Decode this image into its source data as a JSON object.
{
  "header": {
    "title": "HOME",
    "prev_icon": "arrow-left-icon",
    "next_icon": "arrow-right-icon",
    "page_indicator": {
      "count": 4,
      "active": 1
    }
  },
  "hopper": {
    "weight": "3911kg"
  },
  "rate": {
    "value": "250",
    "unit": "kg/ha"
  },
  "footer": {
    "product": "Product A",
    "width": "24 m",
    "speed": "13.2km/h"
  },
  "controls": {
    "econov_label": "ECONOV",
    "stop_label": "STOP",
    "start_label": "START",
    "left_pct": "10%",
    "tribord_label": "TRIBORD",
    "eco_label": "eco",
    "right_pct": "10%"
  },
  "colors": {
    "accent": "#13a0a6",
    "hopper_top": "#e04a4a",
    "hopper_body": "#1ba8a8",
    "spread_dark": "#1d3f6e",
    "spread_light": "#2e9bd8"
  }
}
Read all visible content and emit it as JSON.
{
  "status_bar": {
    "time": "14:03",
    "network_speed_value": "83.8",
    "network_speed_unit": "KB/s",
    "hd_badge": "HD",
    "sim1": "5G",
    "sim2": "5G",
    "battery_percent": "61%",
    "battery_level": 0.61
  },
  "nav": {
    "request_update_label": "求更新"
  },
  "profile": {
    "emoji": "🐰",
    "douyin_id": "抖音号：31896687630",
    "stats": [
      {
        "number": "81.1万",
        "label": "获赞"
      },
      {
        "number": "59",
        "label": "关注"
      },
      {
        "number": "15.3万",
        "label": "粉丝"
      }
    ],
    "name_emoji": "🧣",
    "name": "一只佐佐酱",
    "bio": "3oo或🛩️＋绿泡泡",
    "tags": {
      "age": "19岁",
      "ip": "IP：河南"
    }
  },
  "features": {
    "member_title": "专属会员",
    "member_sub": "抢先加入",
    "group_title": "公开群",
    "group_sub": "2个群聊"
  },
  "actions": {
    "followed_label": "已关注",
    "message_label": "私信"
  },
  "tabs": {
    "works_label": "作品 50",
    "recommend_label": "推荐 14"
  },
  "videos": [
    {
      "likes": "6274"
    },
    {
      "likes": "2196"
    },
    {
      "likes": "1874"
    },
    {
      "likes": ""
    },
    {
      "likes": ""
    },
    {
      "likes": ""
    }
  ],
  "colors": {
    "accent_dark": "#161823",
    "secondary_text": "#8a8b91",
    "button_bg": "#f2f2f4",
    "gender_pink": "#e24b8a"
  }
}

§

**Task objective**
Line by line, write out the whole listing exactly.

**Answer**
Decode this image into its source data as a JSON object.
{
  "header": {
    "title": "HOME",
    "prev_icon": "arrow-left-icon",
    "next_icon": "arrow-right-icon",
    "page_indicator": {
      "count": 4,
      "active": 1
    }
  },
  "hopper": {
    "weight": "3911kg"
  },
  "rate": {
    "value": "250",
    "unit": "kg/ha"
  },
  "footer": {
    "product": "Product A",
    "width": "24 m",
    "speed": "13.2km/h"
  },
  "controls": {
    "econov_label": "ECONOV",
    "stop_label": "STOP",
    "start_label": "START",
    "left_pct": "10%",
    "tribord_label": "TRIBORD",
    "eco_label": "eco",
    "right_pct": "10%"
  },
  "colors": {
    "accent": "#13a0a6",
    "hopper_top": "#e04a4a",
    "hopper_body": "#1ba8a8",
    "spread_dark": "#1d3f6e",
    "spread_light": "#2e9bd8"
  }
}
Read all visible content and emit it as JSON.
{
  "status_bar": {
    "time": "14:03",
    "network_speed_value": "83.8",
    "network_speed_unit": "KB/s",
    "hd_badge": "HD",
    "sim1": "5G",
    "sim2": "5G",
    "battery_percent": "61%",
    "battery_level": 0.61
  },
  "nav": {
    "request_update_label": "求更新"
  },
  "profile": {
    "emoji": "🐰",
    "douyin_id": "抖音号：31896687630",
    "stats": [
      {
        "number": "81.1万",
        "label": "获赞"
      },
      {
        "number": "59",
        "label": "关注"
      },
      {
        "number": "15.3万",
        "label": "粉丝"
      }
    ],
    "name_emoji": "🧣",
    "name": "一只佐佐酱",
    "bio": "3oo或🛩️＋绿泡泡",
    "tags": {
      "age": "19岁",
      "ip": "IP：河南"
    }
  },
  "features": {
    "member_title": "专属会员",
    "member_sub": "抢先加入",
    "group_title": "公开群",
    "group_sub": "2个群聊"
  },
  "actions": {
    "followed_label": "已关注",
    "message_label": "私信"
  },
  "tabs": {
    "works_label": "作品 50",
    "recommend_label": "推荐 14"
  },
  "videos": [
    {
      "likes": "6274"
    },
    {
      "likes": "2196"
    },
    {
      "likes": "1874"
    },
    {
      "likes": ""
    },
    {
      "likes": ""
    },
    {
      "likes": ""
    }
  ],
  "colors": {
    "accent_dark": "#161823",
    "secondary_text": "#8a8b91",
    "button_bg": "#f2f2f4",
    "gender_pink": "#e24b8a"
  }
}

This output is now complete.